• ASSIGNED TASK: In the following listing, find the lines containing "purchased" and report them.

• RECORDS FOR PROCESSING:
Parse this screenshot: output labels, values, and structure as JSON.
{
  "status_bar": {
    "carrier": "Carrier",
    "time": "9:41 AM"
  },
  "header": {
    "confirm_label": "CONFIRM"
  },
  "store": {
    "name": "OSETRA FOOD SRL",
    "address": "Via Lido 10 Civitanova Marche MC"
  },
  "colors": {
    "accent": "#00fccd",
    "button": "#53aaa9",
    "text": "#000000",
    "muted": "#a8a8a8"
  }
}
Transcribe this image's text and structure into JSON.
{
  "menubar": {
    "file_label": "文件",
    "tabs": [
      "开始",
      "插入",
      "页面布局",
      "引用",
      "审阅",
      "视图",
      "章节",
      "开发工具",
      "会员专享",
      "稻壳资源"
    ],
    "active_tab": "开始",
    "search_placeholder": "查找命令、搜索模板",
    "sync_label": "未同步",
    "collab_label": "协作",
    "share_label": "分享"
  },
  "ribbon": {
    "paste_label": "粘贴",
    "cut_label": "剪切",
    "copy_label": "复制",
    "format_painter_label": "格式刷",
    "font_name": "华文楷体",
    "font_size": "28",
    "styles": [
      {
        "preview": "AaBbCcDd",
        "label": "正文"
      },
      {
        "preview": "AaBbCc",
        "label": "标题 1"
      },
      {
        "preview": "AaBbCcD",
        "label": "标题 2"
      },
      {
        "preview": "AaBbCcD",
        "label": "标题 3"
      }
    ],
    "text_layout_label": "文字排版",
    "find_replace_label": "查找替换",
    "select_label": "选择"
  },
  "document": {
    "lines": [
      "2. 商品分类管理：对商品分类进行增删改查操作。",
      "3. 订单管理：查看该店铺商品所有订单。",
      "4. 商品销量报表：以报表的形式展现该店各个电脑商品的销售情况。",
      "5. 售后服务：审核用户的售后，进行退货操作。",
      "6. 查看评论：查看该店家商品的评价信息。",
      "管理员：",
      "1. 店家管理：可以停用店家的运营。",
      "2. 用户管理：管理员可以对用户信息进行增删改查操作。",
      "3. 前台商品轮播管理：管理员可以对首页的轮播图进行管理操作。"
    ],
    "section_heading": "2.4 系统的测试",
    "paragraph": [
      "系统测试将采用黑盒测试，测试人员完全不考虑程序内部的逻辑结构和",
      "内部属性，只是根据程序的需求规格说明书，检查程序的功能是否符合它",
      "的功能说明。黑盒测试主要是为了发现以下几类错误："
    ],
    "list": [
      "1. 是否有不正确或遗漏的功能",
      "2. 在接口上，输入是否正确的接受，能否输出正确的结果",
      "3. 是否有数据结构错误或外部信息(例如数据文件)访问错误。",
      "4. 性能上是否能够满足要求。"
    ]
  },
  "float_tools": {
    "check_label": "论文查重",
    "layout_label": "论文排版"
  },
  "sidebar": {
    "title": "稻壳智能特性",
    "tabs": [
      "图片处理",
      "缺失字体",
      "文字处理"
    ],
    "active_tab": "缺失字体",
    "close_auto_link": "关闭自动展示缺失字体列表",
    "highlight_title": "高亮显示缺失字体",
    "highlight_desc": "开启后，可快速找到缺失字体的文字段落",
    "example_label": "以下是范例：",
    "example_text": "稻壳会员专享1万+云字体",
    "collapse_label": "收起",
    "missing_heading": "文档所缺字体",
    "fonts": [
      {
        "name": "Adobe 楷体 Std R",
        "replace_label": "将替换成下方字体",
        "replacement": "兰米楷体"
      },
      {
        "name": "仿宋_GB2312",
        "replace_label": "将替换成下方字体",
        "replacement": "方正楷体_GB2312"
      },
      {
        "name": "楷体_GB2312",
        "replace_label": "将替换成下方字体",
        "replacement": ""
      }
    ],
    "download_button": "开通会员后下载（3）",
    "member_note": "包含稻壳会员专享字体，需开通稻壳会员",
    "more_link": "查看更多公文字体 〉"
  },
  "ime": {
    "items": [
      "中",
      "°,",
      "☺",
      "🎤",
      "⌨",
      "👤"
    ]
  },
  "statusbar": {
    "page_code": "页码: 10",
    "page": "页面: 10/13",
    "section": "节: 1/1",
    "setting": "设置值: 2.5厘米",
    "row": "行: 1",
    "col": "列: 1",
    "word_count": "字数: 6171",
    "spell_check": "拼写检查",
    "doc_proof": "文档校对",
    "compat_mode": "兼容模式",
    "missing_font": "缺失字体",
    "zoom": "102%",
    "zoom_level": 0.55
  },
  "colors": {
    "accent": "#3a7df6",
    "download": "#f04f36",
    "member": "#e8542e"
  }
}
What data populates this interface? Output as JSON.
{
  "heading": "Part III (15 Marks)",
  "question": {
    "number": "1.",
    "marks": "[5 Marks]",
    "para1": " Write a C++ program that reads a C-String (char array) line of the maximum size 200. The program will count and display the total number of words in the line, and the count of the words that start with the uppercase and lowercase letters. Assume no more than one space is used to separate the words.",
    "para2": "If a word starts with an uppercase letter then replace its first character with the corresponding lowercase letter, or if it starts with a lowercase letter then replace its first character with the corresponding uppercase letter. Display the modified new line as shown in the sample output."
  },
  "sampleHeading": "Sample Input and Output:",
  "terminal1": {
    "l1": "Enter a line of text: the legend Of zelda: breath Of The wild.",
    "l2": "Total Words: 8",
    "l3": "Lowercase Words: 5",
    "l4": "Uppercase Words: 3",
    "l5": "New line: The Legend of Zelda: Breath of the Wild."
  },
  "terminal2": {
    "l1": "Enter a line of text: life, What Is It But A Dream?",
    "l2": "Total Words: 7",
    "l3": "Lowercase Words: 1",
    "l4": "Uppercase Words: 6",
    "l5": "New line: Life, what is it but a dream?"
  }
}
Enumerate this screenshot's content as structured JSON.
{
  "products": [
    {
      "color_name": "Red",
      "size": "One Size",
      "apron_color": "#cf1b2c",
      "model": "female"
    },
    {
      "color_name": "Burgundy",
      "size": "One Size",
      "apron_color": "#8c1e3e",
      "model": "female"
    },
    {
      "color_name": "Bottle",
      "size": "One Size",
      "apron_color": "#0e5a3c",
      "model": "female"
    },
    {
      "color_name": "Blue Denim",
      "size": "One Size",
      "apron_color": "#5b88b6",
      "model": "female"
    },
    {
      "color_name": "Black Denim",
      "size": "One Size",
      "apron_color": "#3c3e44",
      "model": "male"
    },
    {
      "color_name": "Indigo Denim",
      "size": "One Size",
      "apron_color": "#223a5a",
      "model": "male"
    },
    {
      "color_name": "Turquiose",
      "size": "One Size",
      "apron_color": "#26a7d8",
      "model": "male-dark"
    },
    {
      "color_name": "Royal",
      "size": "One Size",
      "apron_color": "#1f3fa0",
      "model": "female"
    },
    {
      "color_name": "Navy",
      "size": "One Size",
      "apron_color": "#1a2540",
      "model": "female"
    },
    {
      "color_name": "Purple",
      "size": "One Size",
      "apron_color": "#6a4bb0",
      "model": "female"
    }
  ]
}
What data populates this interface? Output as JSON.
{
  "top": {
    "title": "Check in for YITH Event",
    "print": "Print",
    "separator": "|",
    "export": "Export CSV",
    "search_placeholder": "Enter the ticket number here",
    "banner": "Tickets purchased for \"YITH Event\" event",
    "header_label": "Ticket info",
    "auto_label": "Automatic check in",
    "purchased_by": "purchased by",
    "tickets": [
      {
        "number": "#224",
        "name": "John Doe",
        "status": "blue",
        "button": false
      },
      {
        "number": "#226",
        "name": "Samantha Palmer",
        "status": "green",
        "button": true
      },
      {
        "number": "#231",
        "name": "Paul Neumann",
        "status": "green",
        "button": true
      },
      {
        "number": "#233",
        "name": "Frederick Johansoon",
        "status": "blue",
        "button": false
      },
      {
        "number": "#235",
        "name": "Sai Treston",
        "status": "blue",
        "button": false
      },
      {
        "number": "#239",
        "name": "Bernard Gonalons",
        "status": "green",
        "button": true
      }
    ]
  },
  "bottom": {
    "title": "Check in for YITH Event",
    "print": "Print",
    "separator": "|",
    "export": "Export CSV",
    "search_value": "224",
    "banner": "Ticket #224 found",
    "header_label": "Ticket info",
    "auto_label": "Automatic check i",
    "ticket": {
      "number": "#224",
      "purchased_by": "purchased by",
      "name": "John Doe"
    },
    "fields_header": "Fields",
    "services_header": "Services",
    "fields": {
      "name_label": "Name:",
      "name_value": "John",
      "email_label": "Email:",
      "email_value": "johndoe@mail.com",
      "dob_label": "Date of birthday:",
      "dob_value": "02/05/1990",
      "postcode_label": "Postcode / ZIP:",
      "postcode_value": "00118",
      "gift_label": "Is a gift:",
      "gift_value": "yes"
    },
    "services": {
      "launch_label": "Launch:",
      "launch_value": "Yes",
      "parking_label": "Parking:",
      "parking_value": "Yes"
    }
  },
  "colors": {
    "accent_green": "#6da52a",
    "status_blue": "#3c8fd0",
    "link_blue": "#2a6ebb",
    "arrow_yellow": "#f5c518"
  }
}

• RESULT OF THIS TASK:
    "banner": "Tickets purchased for \"YITH Event\" event",
    "purchased_by": "purchased by",
      "purchased_by": "purchased by",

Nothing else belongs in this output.